FDA head chosen for Medicare post
February 23, 2004
WASHINGTON - President Bush announced Friday that he will nominate Dr. Mark McClellan, the food and drug commissioner, to run CMS.
If confirmed by the Senate, Mark McClellan faces a huge logistical and political challenge: to provide prescription drug coverage to the elderly while fending off Democratic attacks on the new Medicare law.
While firmly committed to the president's free-market policies, McClellan has shown a knack for working well with members of both parties.

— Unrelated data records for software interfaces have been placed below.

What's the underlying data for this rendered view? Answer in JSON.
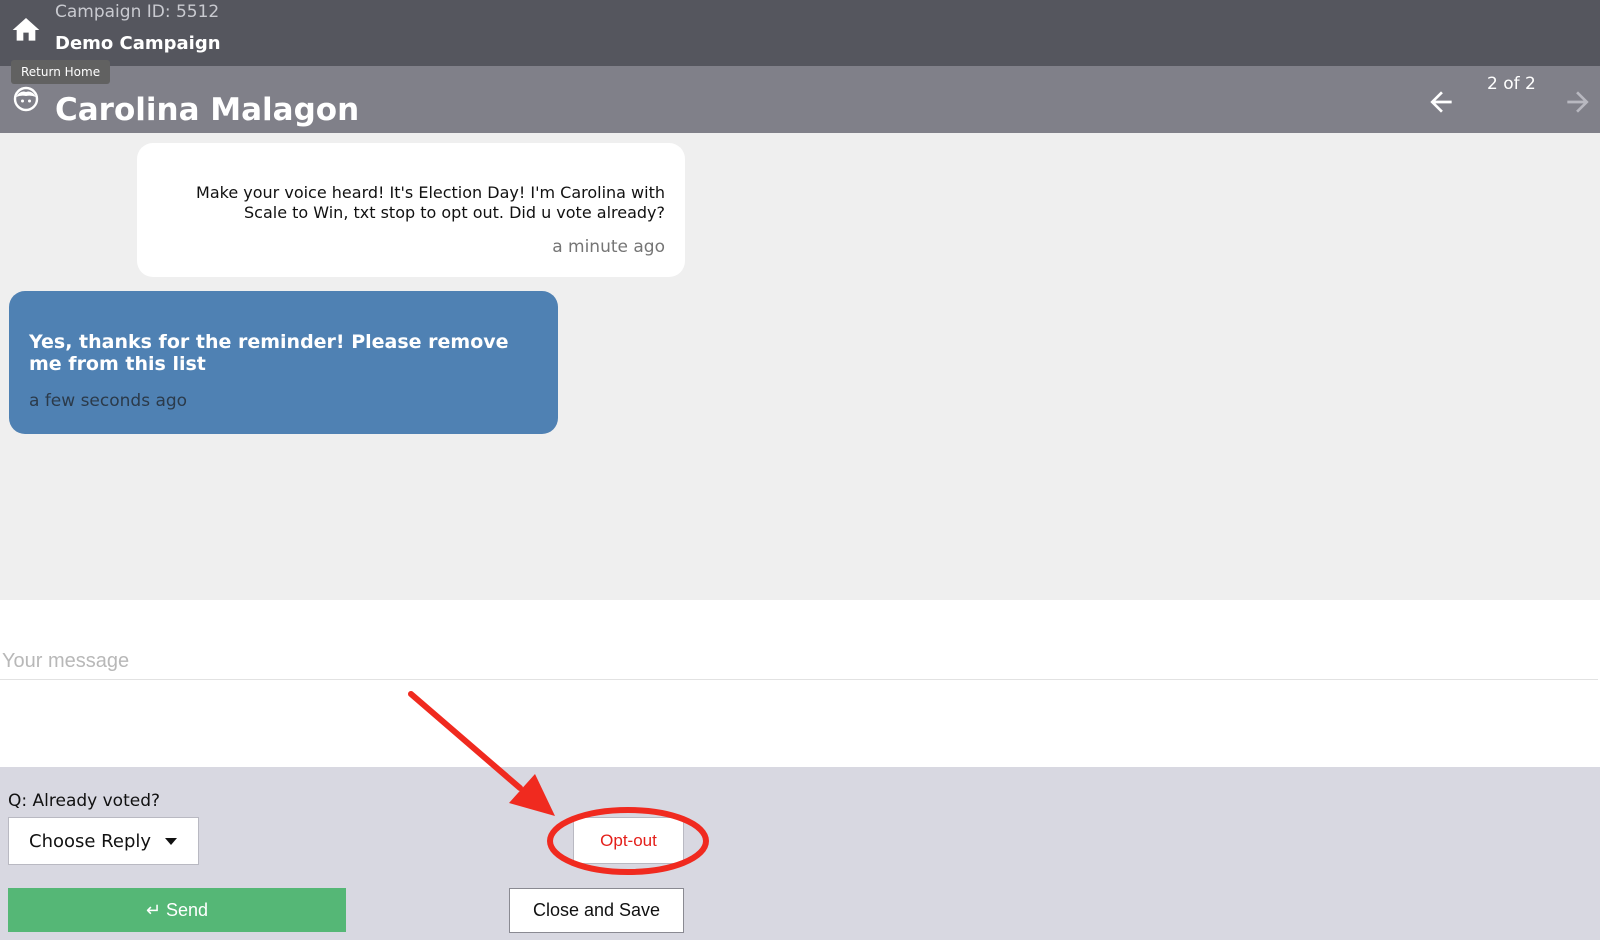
{
  "header": {
    "campaign_id": "Campaign ID: 5512",
    "campaign_name": "Demo Campaign",
    "home_tooltip": "Return Home"
  },
  "contact": {
    "name": "Carolina Malagon",
    "position_text": "2 of 2"
  },
  "messages": [
    {
      "direction": "outgoing",
      "text": "Make your voice heard! It's Election Day! I'm Carolina with Scale to Win, txt stop to opt out. Did u vote already?",
      "time": "a minute ago"
    },
    {
      "direction": "incoming",
      "text": "Yes, thanks for the reminder! Please remove me from this list",
      "time": "a few seconds ago"
    }
  ],
  "composer": {
    "placeholder": "Your message",
    "value": ""
  },
  "actions": {
    "question": "Q: Already voted?",
    "choose_reply_label": "Choose Reply",
    "send_label": "↵ Send",
    "optout_label": "Opt-out",
    "close_save_label": "Close and Save"
  },
  "colors": {
    "topbar": "#55565e",
    "contactbar": "#808089",
    "incoming_bubble": "#4f81b3",
    "send_button": "#55b776",
    "optout_text": "#e41f1a",
    "annotation": "#f02a1f"
  },
  "icons": {
    "home": "home-icon",
    "avatar": "face-icon",
    "prev": "arrow-left-icon",
    "next": "arrow-right-icon",
    "dropdown": "caret-down-icon"
  }
}
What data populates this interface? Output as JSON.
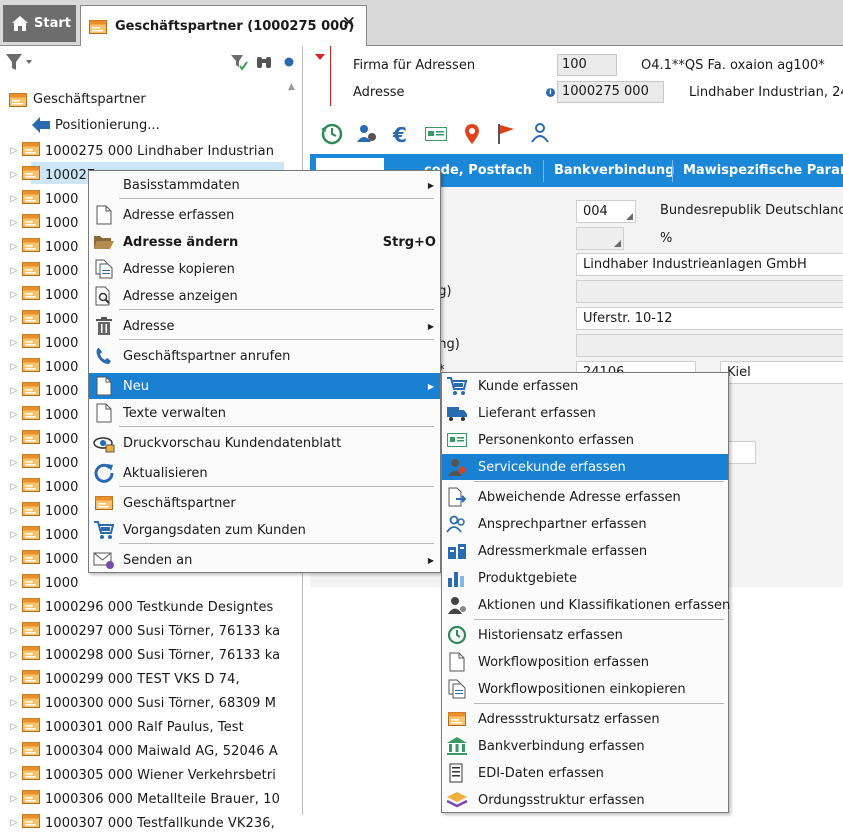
{
  "tabs": {
    "start_label": "Start",
    "active_label": "Geschäftspartner (1000275 000)"
  },
  "tree": {
    "root_label": "Geschäftspartner",
    "positioning_label": "Positionierung...",
    "rows": [
      {
        "id": "1000275",
        "sub": "000",
        "text": "Lindhaber Industrian"
      },
      {
        "id": "100027",
        "sub": "",
        "text": ""
      },
      {
        "id": "1000",
        "sub": "",
        "text": ""
      },
      {
        "id": "1000",
        "sub": "",
        "text": ""
      },
      {
        "id": "1000",
        "sub": "",
        "text": ""
      },
      {
        "id": "1000",
        "sub": "",
        "text": ""
      },
      {
        "id": "1000",
        "sub": "",
        "text": ""
      },
      {
        "id": "1000",
        "sub": "",
        "text": ""
      },
      {
        "id": "1000",
        "sub": "",
        "text": ""
      },
      {
        "id": "1000",
        "sub": "",
        "text": ""
      },
      {
        "id": "1000",
        "sub": "",
        "text": ""
      },
      {
        "id": "1000",
        "sub": "",
        "text": ""
      },
      {
        "id": "1000",
        "sub": "",
        "text": ""
      },
      {
        "id": "1000",
        "sub": "",
        "text": ""
      },
      {
        "id": "1000",
        "sub": "",
        "text": ""
      },
      {
        "id": "1000",
        "sub": "",
        "text": ""
      },
      {
        "id": "1000",
        "sub": "",
        "text": ""
      },
      {
        "id": "1000",
        "sub": "",
        "text": ""
      },
      {
        "id": "1000",
        "sub": "",
        "text": ""
      },
      {
        "id": "1000296",
        "sub": "000",
        "text": "Testkunde Designtes"
      },
      {
        "id": "1000297",
        "sub": "000",
        "text": "Susi Törner, 76133 ka"
      },
      {
        "id": "1000298",
        "sub": "000",
        "text": "Susi Törner, 76133 ka"
      },
      {
        "id": "1000299",
        "sub": "000",
        "text": "TEST VKS D 74,"
      },
      {
        "id": "1000300",
        "sub": "000",
        "text": "Susi Törner, 68309 M"
      },
      {
        "id": "1000301",
        "sub": "000",
        "text": "Ralf Paulus, Test"
      },
      {
        "id": "1000304",
        "sub": "000",
        "text": "Maiwald AG, 52046 A"
      },
      {
        "id": "1000305",
        "sub": "000",
        "text": "Wiener Verkehrsbetri"
      },
      {
        "id": "1000306",
        "sub": "000",
        "text": "Metallteile Brauer, 10"
      },
      {
        "id": "1000307",
        "sub": "000",
        "text": "Testfallkunde VK236,"
      }
    ]
  },
  "header": {
    "firma_label": "Firma für Adressen",
    "firma_value": "100",
    "firma_desc": "O4.1**QS Fa. oxaion ag100*",
    "adresse_label": "Adresse",
    "adresse_value": "1000275 000",
    "adresse_desc": "Lindhaber Industrian, 24"
  },
  "detail_tabs": {
    "tab2": "code, Postfach",
    "tab3": "Bankverbindung",
    "tab4": "Mawispezifische Parame"
  },
  "form": {
    "country_code": "004",
    "country_name": "Bundesrepublik Deutschland",
    "percent": "%",
    "name_value": "Lindhaber Industrieanlagen GmbH",
    "label_ng1": "ng)",
    "street_value": "Uferstr. 10-12",
    "label_ng2": "ung)",
    "label_star": "*",
    "zip_value": "24106",
    "city_value": "Kiel"
  },
  "context_menu": {
    "items": [
      {
        "label": "Basisstammdaten",
        "icon": "none",
        "arrow": true
      },
      {
        "label": "Adresse erfassen",
        "icon": "document-icon"
      },
      {
        "label": "Adresse ändern",
        "icon": "folder-open-icon",
        "shortcut": "Strg+O",
        "bold": true
      },
      {
        "label": "Adresse kopieren",
        "icon": "copy-icon"
      },
      {
        "label": "Adresse anzeigen",
        "icon": "magnifier-document-icon"
      },
      {
        "label": "Adresse",
        "icon": "trash-icon",
        "arrow": true
      },
      {
        "label": "Geschäftspartner anrufen",
        "icon": "phone-icon"
      },
      {
        "label": "Neu",
        "icon": "document-icon",
        "arrow": true,
        "highlighted": true
      },
      {
        "label": "Texte verwalten",
        "icon": "document-icon"
      },
      {
        "label": "Druckvorschau Kundendatenblatt",
        "icon": "print-preview-icon"
      },
      {
        "label": "Aktualisieren",
        "icon": "refresh-icon"
      },
      {
        "label": "Geschäftspartner",
        "icon": "business-partner-icon"
      },
      {
        "label": "Vorgangsdaten zum Kunden",
        "icon": "cart-icon"
      },
      {
        "label": "Senden an",
        "icon": "envelope-icon",
        "arrow": true
      }
    ]
  },
  "submenu": {
    "items": [
      {
        "label": "Kunde erfassen",
        "icon": "cart-icon"
      },
      {
        "label": "Lieferant erfassen",
        "icon": "truck-icon"
      },
      {
        "label": "Personenkonto erfassen",
        "icon": "account-card-icon"
      },
      {
        "label": "Servicekunde erfassen",
        "icon": "service-person-icon",
        "highlighted": true
      },
      {
        "label": "Abweichende Adresse erfassen",
        "icon": "document-arrow-icon"
      },
      {
        "label": "Ansprechpartner erfassen",
        "icon": "contacts-icon"
      },
      {
        "label": "Adressmerkmale erfassen",
        "icon": "address-attributes-icon"
      },
      {
        "label": "Produktgebiete",
        "icon": "bar-chart-icon"
      },
      {
        "label": "Aktionen und Klassifikationen erfassen",
        "icon": "person-gear-icon"
      },
      {
        "label": "Historiensatz erfassen",
        "icon": "history-icon"
      },
      {
        "label": "Workflowposition erfassen",
        "icon": "document-icon"
      },
      {
        "label": "Workflowpositionen einkopieren",
        "icon": "copy-icon"
      },
      {
        "label": "Adressstruktursatz erfassen",
        "icon": "business-partner-icon"
      },
      {
        "label": "Bankverbindung erfassen",
        "icon": "bank-icon"
      },
      {
        "label": "EDI-Daten erfassen",
        "icon": "edi-icon"
      },
      {
        "label": "Ordungsstruktur erfassen",
        "icon": "layers-icon"
      }
    ]
  },
  "colors": {
    "accent_blue": "#1a80d2",
    "tab_bar_gray": "#d9d9d9",
    "start_tab": "#6d6d6d",
    "selection": "#cde6f7"
  }
}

A physician and economist, McClellan has received rave reviews from drug companies for his work as chief of the Food and Drug Administration, a post he assumed in November 2002.
Sen. Edward Kennedy, D-Mass., said McClellan is "a superb choice," The New York Times reported.
Sen. Max Baucus of Montana, the senior Democrat on the Senate Finance Committee, which oversees Medicare and Medicaid, said: "McClellan was an expert resource throughout last year's Medicare prescription drug negotiations. I found him to be a straight shooter who doesn't allow politics to get in the way of good policy."
If McClellan is confirmed, his deputy, Dr. Lester Crawford, will become acting FDA commissioner. McLellan will replace Dennis Smith, who has served as acting CMS administrator since Tom Scully resigned in December. Scully now works for the Atlanta-based law firm Alston & Bird.
McClellan is the son of Texas Comptroller Carole Keeton Strayhorn and the brother of White House press secretary Scott McClellan.